I’d like to talk about something that may be hard. I want to talk about depression — and what we may be teaching our children about revealing vulnerability. Or not teaching them. Lots of...
Sometimes painful emotions feel like they may kill you.
Perhaps J.K. Rowling of Harry Potter fame said it best.
“I DON’T CARE!” Harry yelled at them, snatching up a lunascope and throwing it into the fireplace. “I’VE HAD ENOUGH, I’VE SEEN ENOUGH, I WANT OUT, I WANT IT TO END, I DON’T CARE ANYMORE!”
Hiding or detaching temporarily from emotional pain is a healthy skill. If you have something hurtful happen, but you need to “get your act together” in order to work, or watch children,...
Shelby Lambidonis revealed what has been underneath her bright smile, infectious laugh and beautifully applied lipstick. She risked telling her truth – her entire story.
How do you learn to hide pain?
What is it about hurt, vulnerability and sadness that makes many of us form a persona of happiness and busy-ness that shields us from the eyes of others? Why do we push ourselves to build a life that looks perfect from the outside, but can feel empty and despairing on the inside?
The Beck Depression Inventory has been used to identify depression for many years. But it will miss those with Perfectly Hidden Depression, due to the fact that they’d rarely allow themselves...
I recently watched “13 Reasons Why,” a Netflix series depicting a young increasingly depressed teenage girl losing the fight with her will to live.
It’s based on the book by the same name.
I’ve been writing for three years now about a syndrome called Perfectly Hidden Depression.
These are people who are inwardly struggling with depression, at times severe depression. But others would never guess that they were. They can act both intentionally, but also unconsciously, to deny and avoid pain or suffering. And they do it quite well. In fact, perfectly.
Vulnerability is a gift.
Being vulnerable isn’t the same as being scared or admitting defeat. In fact, knowing and accepting it is actually a strength. Why? Because you can get really good at recognizing when those pesky, at times painful vulnerabilities are in action, and how they’re skewing your thinking or your choices.
No one knows Emily.
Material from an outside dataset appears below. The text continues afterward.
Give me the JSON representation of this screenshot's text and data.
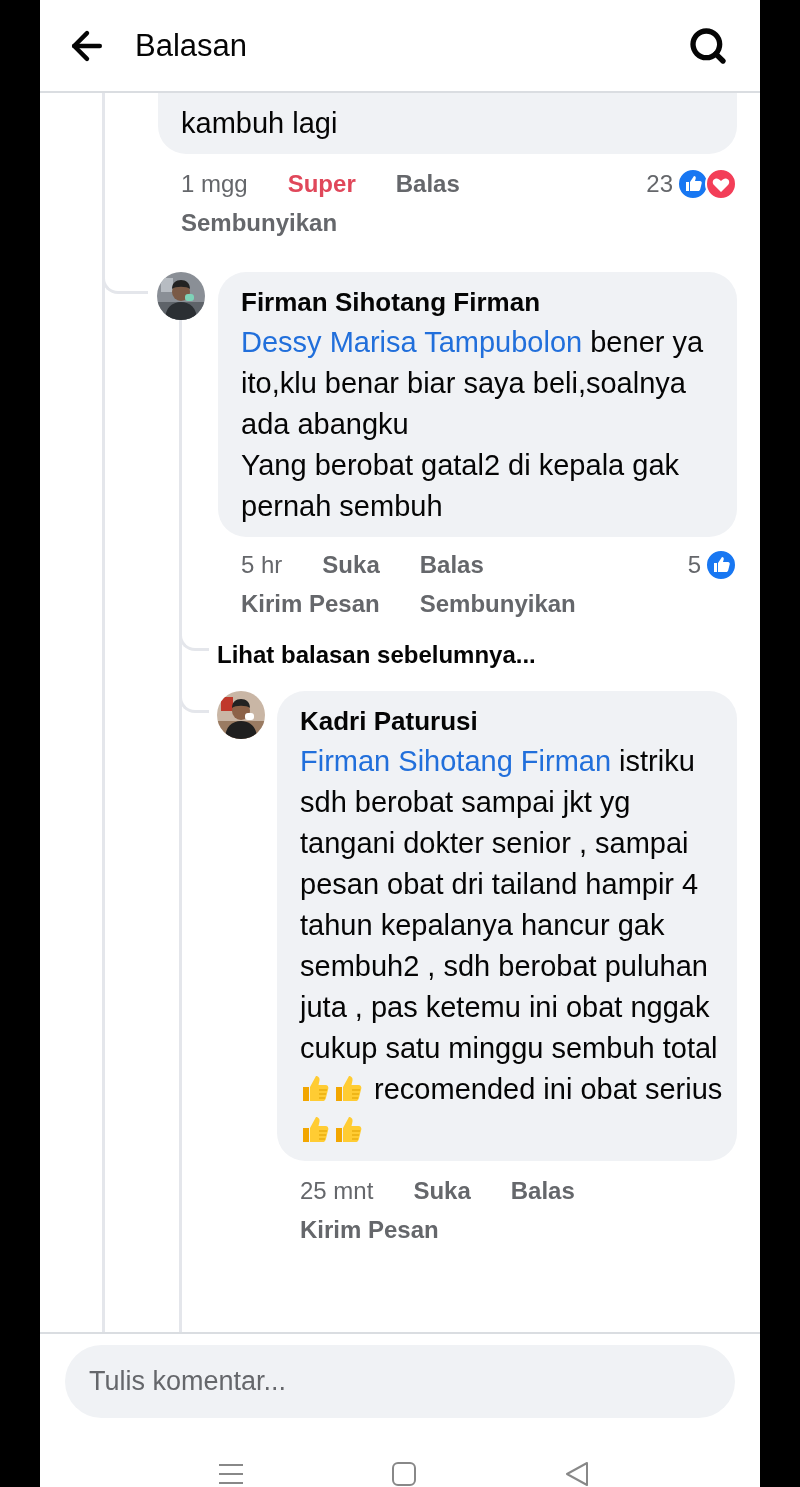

They think they do. They know she’s traveling up the ladder at work, earning a promotion last month. They know she’s an extremely loyal friend, and always has time for everyone who needs it. They know she’s fun, ready to go anywhere and do anything.